The project team will now set its sights on how best to collaborate on the way forward with a number of options already on the table. The Cotton Research and Development Corporation has committed to funding a three-year cotton textile composting research project by the University of Newcastle that will further investigate the effects of dyes and finishes and look at ways to pelletise cotton textiles so it can be spread on fields using existing farm machinery. The trial at ‘Alcheringa’ will be repeated; Sam Coulton and his team are keen to develop a business case, purchase a shredder, and potentially provide a model for employment in regional cotton communities. The trial will also move to a second farm in Gunnedah NSW ‘Kensal Green’, owned by cotton grower Scott Morgan. Sheridan, together with parent company Hanes Australasia, has committed to provide additional end-of-life cotton textiles and offcuts for the trial in 2022-23.

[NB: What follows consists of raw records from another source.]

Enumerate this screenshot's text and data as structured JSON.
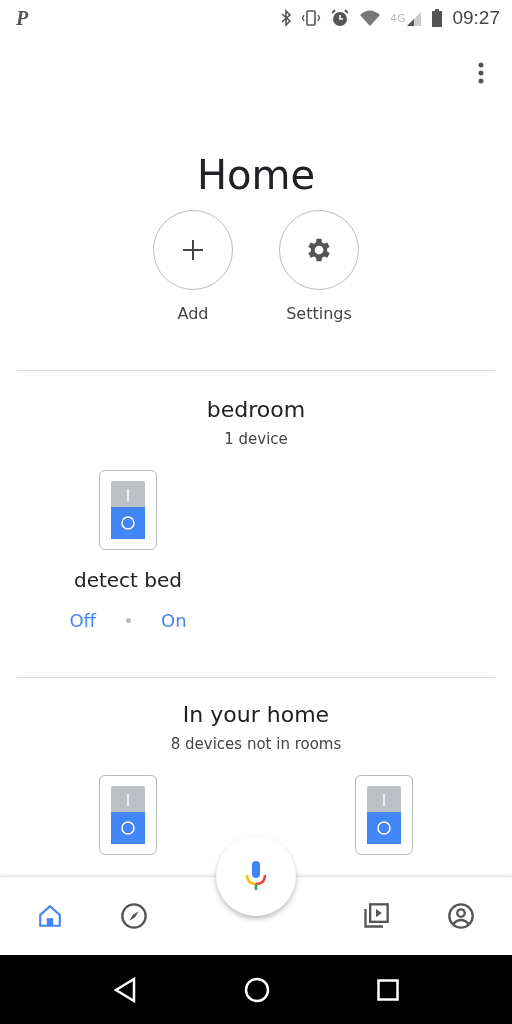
{
  "status_bar": {
    "app_letter": "P",
    "network": "4G",
    "time": "09:27"
  },
  "title": "Home",
  "actions": [
    {
      "kind": "add",
      "label": "Add"
    },
    {
      "kind": "settings",
      "label": "Settings"
    }
  ],
  "rooms": [
    {
      "name": "bedroom",
      "count": "1 device",
      "devices": [
        {
          "name": "detect bed",
          "on": false,
          "off_label": "Off",
          "on_label": "On"
        }
      ]
    }
  ],
  "unassigned": {
    "title": "In your home",
    "count": "8 devices not in rooms",
    "devices": [
      {
        "on": false
      },
      {
        "on": false
      }
    ]
  },
  "nav": [
    {
      "kind": "home",
      "selected": true
    },
    {
      "kind": "discover",
      "selected": false
    },
    {
      "kind": "media",
      "selected": false
    },
    {
      "kind": "account",
      "selected": false
    }
  ]
}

“We’re encouraged by the initial findings and results of the project and look forward to expanding the trial over the next 12 months. In this day and age, we should be part of the solution for taking cotton right back through the system. We grow it here and we should be able to bury it here with positive environmental and economic impact on the local community,” said local farmer and Goondiwindi Cotton owner, Sam Coulton.
“I think we’ve proved this is a possible instant solution to a major waste issue. Scaling the concept and optimising the field application will hopefully be something we can undertake in the year ahead,” said Dr Oliver Knox, UNE (supported by the Cotton Research and Development Corporation).

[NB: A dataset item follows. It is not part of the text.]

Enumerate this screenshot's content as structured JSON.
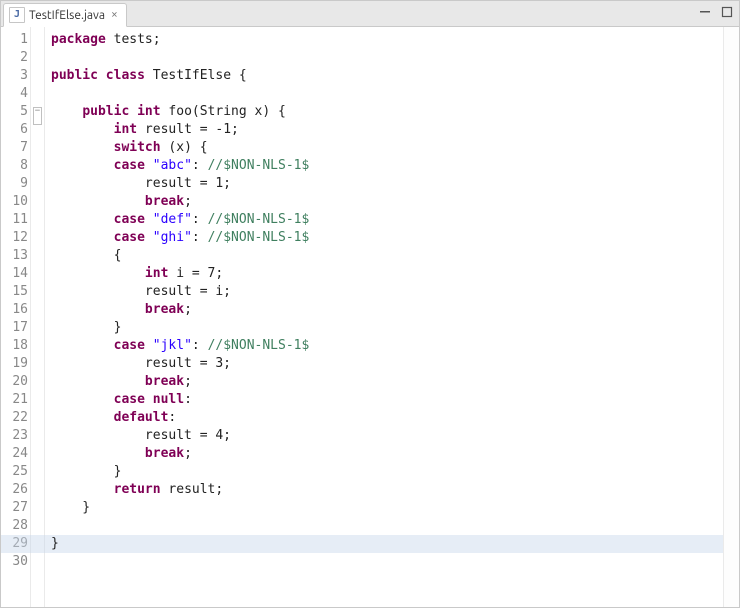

“These results show us that it’s possible to find a scalable solution to cotton textile waste right here in Australia by returning these products to our farmlands. We know there’s more research to be done and there are a lot of challenges still to overcome but the fact that it’s possible is what’s so exciting,” said Brooke Summers, Cotton Australia.
“We’re really encouraged by the results of the trial, essentially this has given us a green light to continue exploring circular economy opportunities for end-of-life cotton textiles. This project is such a meaningful demonstration of circular economy collaboration; benefitting rural communities whilst solving global challenges,” said Ashleigh Morris, CEO of Coreo.
“We couldn’t be more elated about the success of the trial in Goondiwindi. To think that we might have a scalable solution for textile waste on our shores is even more exciting. Hanes looks forward to finding ways to support the next phase of the trials and we hope that this paves the way for more innovative solutions to textile waste in our country,” said Tanya Deans, President Hanes Australasia.